16 Oct 2015

Māori Party looks to 2017 election

6:23 am on 16 October 2015

The Māori Party is calling for its supporters to 'come home' as it gears up for its annual meeting in Huntly this weekend.

Marama Fox (L) and Tariana Turia ahead of the Maori Party co-leader election

Marama Fox (L) and Tariana Turia ahead of the Māori Party co-leader election in November 2014. Photo: RNZ / Chris Bramwell

The party recorded its worst result at last year's election and has only two MPs in Parliament.

The party's co-leader, Marama Fox, who took over from the party's founder Tariana Turia last year, said she felt optimistic about the party's future despite it currently polling about 1 percent.

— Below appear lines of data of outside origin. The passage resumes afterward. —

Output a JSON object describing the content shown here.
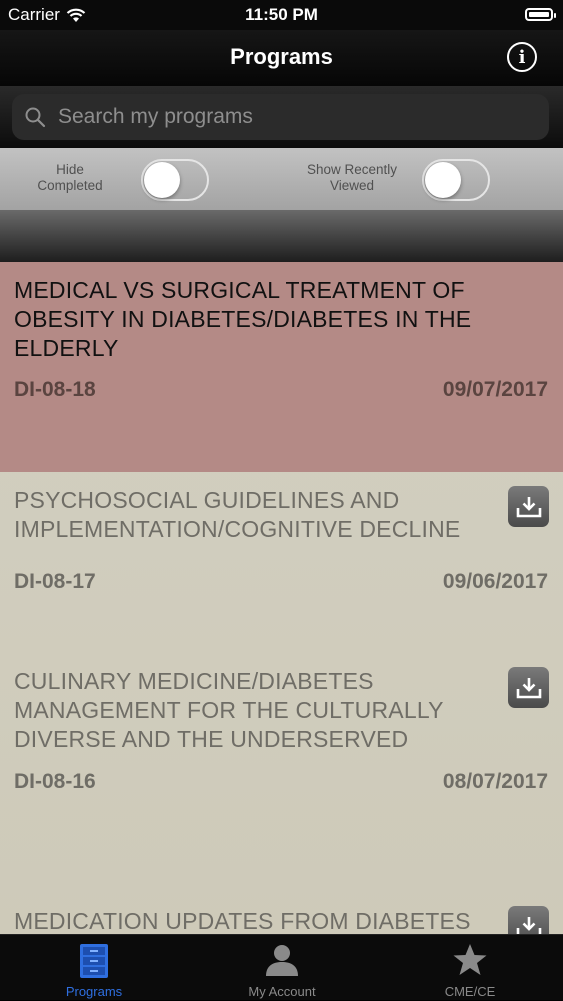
{
  "status_bar": {
    "carrier": "Carrier",
    "time": "11:50 PM"
  },
  "nav": {
    "title": "Programs",
    "info_icon": "info-icon"
  },
  "search": {
    "placeholder": "Search my programs",
    "value": ""
  },
  "filters": {
    "hide_completed": {
      "label_line1": "Hide",
      "label_line2": "Completed",
      "on": false
    },
    "show_recent": {
      "label_line1": "Show Recently",
      "label_line2": "Viewed",
      "on": false
    }
  },
  "programs": [
    {
      "title": "MEDICAL VS SURGICAL TREATMENT OF OBESITY IN DIABETES/DIABETES IN THE ELDERLY",
      "code": "DI-08-18",
      "date": "09/07/2017",
      "selected": true,
      "downloadable": false
    },
    {
      "title": "PSYCHOSOCIAL GUIDELINES AND IMPLEMENTATION/COGNITIVE DECLINE",
      "code": "DI-08-17",
      "date": "09/06/2017",
      "selected": false,
      "downloadable": true
    },
    {
      "title": "CULINARY MEDICINE/DIABETES MANAGEMENT FOR THE CULTURALLY DIVERSE AND THE UNDERSERVED",
      "code": "DI-08-16",
      "date": "08/07/2017",
      "selected": false,
      "downloadable": true
    },
    {
      "title": "MEDICATION UPDATES FROM DIABETES",
      "code": "",
      "date": "",
      "selected": false,
      "downloadable": true
    }
  ],
  "tabs": [
    {
      "label": "Programs",
      "icon": "file-cabinet-icon",
      "active": true
    },
    {
      "label": "My Account",
      "icon": "person-icon",
      "active": false
    },
    {
      "label": "CME/CE",
      "icon": "star-icon",
      "active": false
    }
  ],
  "colors": {
    "accent": "#2f6fe0",
    "selected_row": "#b48a86",
    "list_bg": "#d0ccbc"
  }
}
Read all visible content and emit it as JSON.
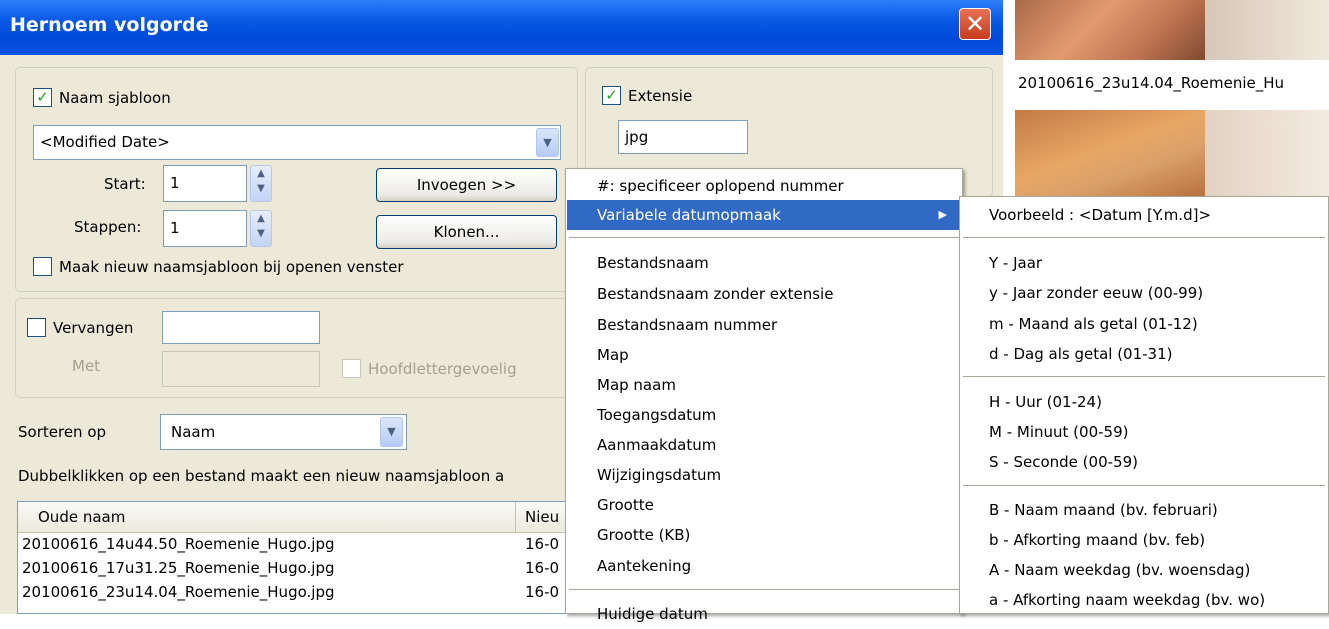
{
  "window": {
    "title": "Hernoem volgorde",
    "close_glyph": "✕"
  },
  "naam_sjabloon": {
    "checkbox_label": "Naam sjabloon",
    "template_value": "<Modified Date>",
    "start_label": "Start:",
    "start_value": "1",
    "steps_label": "Stappen:",
    "steps_value": "1",
    "insert_button": "Invoegen >>",
    "clone_button": "Klonen...",
    "new_on_open_label": "Maak nieuw naamsjabloon bij openen venster"
  },
  "extensie": {
    "checkbox_label": "Extensie",
    "value": "jpg"
  },
  "vervangen": {
    "checkbox_label": "Vervangen",
    "with_label": "Met",
    "case_label": "Hoofdlettergevoelig"
  },
  "sort": {
    "label": "Sorteren op",
    "value": "Naam"
  },
  "hint": "Dubbelklikken op een bestand maakt een nieuw naamsjabloon a",
  "file_table": {
    "columns": [
      "Oude naam",
      "Nieu"
    ],
    "rows": [
      [
        "20100616_14u44.50_Roemenie_Hugo.jpg",
        "16-0"
      ],
      [
        "20100616_17u31.25_Roemenie_Hugo.jpg",
        "16-0"
      ],
      [
        "20100616_23u14.04_Roemenie_Hugo.jpg",
        "16-0"
      ]
    ]
  },
  "context_menu": {
    "items": [
      "#: specificeer oplopend nummer",
      "Variabele datumopmaak",
      "Bestandsnaam",
      "Bestandsnaam zonder extensie",
      "Bestandsnaam nummer",
      "Map",
      "Map naam",
      "Toegangsdatum",
      "Aanmaakdatum",
      "Wijzigingsdatum",
      "Grootte",
      "Grootte (KB)",
      "Aantekening",
      "Huidige datum"
    ],
    "submenu_arrow": "▶"
  },
  "date_submenu": {
    "example": "Voorbeeld : <Datum [Y.m.d]>",
    "items": [
      "Y - Jaar",
      "y - Jaar zonder eeuw (00-99)",
      "m - Maand als getal (01-12)",
      "d - Dag als getal (01-31)",
      "H - Uur (01-24)",
      "M - Minuut (00-59)",
      "S - Seconde (00-59)",
      "B - Naam maand (bv. februari)",
      "b - Afkorting maand (bv. feb)",
      "A - Naam weekdag (bv. woensdag)",
      "a - Afkorting naam weekdag (bv. wo)"
    ]
  },
  "background": {
    "thumb_caption": "20100616_23u14.04_Roemenie_Hu"
  },
  "icons": {
    "check": "✓",
    "dropdown": "▼",
    "spin_up": "▲",
    "spin_down": "▼"
  }
}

"I feel like there is a buzz going on around the Māori Party and in fact it's time to put out the call for Māori to come home to the party," she said.

The party was in a position to exert influence on government policy, she said.

"The Labour Party have the unions, the National Party have the business roundtable, the Māori Party should have the support of all iwi because that's all we do - is support them to realise their aspirations, their goals," she said.

Maori Party co-leader Te Ururoa Flavell.

Te Ururoa Flavell Photo: RNZ / Diego Opatowski

Her fellow co-leader, Te Ururoa Flavell, said the key challenge was to get more MPs into Parliament at the next election.

"That's got to be the goal and we've got to look at issues of candidate selection... infrastructure, fundraising...

"Those must be front and centre now because now we've only got two years to build until the next election," he said.

The party's president, Naida Glavish, rejected any suggestion that the party was in trouble.

"The party accepts that there is some work ahead of us. We accept that and we're not unaccustomed to putting our shoulder to the grindstone," she said.

Political commentator Morgan Godfery said the party was in a rebuilding phase after losing two high-profile leaders.

"There was a big loss of confidence after the two former co-leaders, Tariana Turia and Pita Sharples, left at the last election because they really anchored that party - not just politically but also personally.

"They had a lot of mana and they were guides for the party," he said.

The real challenge for the Māori Party would be coming up against a resurgent Labour Party in the Māori electorates, he said.